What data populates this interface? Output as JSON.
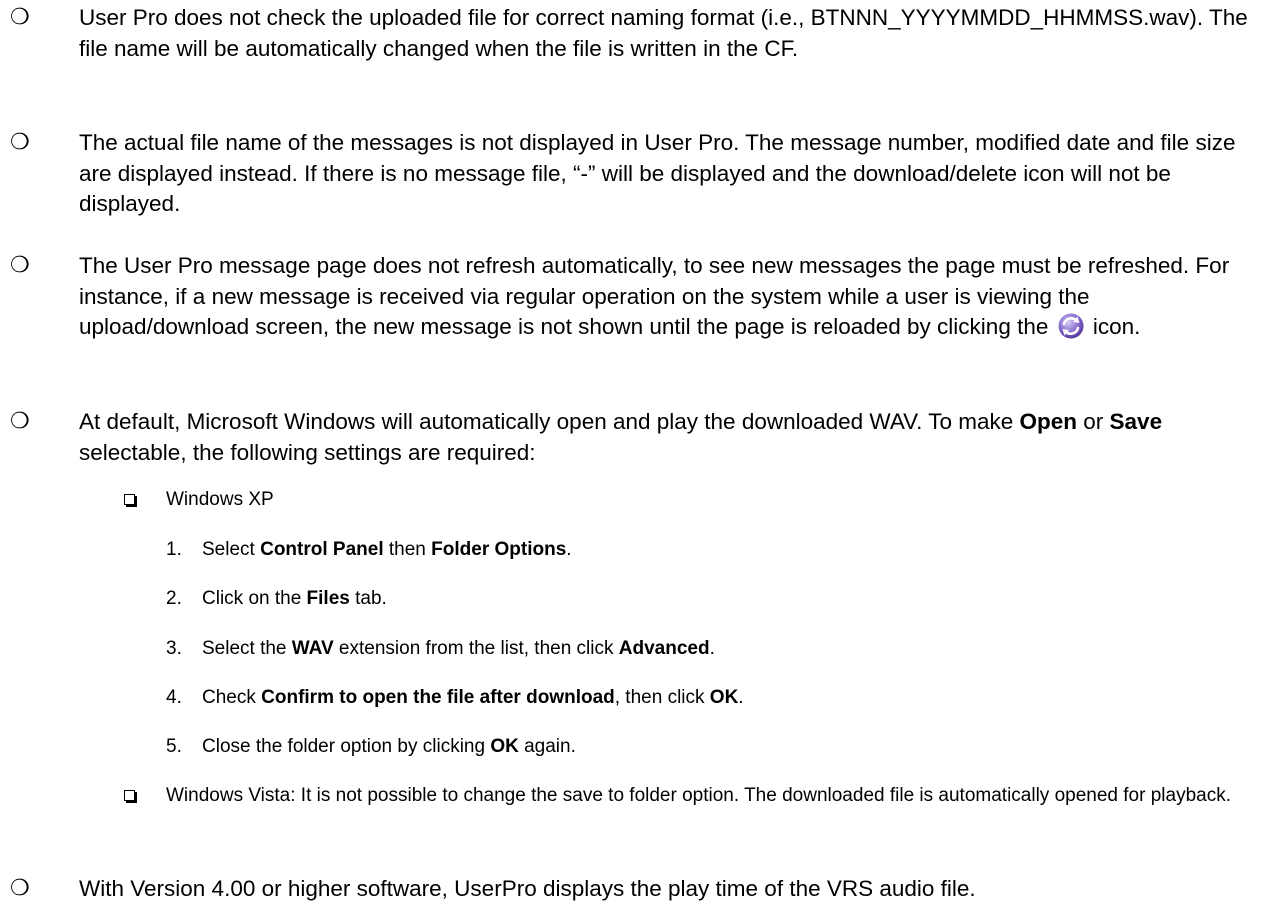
{
  "bullets": [
    {
      "mark": "❍",
      "text": "User Pro does not check the uploaded file for correct naming format (i.e., BTNNN_YYYYMMDD_HHMMSS.wav). The file name will be automatically changed when the file is written in the CF."
    },
    {
      "mark": "❍",
      "text": "The actual file name of the messages is not displayed in User Pro. The message number, modified date and file size are displayed instead. If there is no message file, “-” will be displayed and the download/delete icon will not be displayed."
    },
    {
      "mark": "❍",
      "text_before_icon": "The User Pro message page does not refresh automatically, to see new messages the page must be refreshed. For instance, if a new message is received via regular operation on the system while a user is viewing the upload/download screen, the new message is not shown until the page is reloaded by clicking the",
      "text_after_icon": "icon.",
      "icon": "refresh-icon"
    },
    {
      "mark": "❍",
      "parts": [
        "At default, Microsoft Windows will automatically open and play the downloaded WAV. To make ",
        "Open",
        " or ",
        "Save",
        " selectable, the following settings are required:"
      ]
    },
    {
      "mark": "❍",
      "text": "With Version 4.00 or higher software, UserPro displays the play time of the VRS audio file."
    }
  ],
  "sub_items": [
    {
      "text": "Windows XP"
    },
    {
      "text": "Windows Vista: It is not possible to change the save to folder option. The downloaded file is automatically opened for playback."
    }
  ],
  "steps": [
    {
      "num": "1.",
      "parts": [
        "Select ",
        "Control Panel",
        " then ",
        "Folder Options",
        "."
      ]
    },
    {
      "num": "2.",
      "parts": [
        "Click on the ",
        "Files",
        " tab."
      ]
    },
    {
      "num": "3.",
      "parts": [
        "Select the ",
        "WAV",
        " extension from the list, then click ",
        "Advanced",
        "."
      ]
    },
    {
      "num": "4.",
      "parts": [
        "Check ",
        "Confirm to open the file after download",
        ", then click ",
        "OK",
        "."
      ]
    },
    {
      "num": "5.",
      "parts": [
        "Close the folder option by clicking ",
        "OK",
        " again."
      ]
    }
  ]
}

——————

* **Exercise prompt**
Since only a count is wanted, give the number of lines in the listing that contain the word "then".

* **Solution for this exercise**
3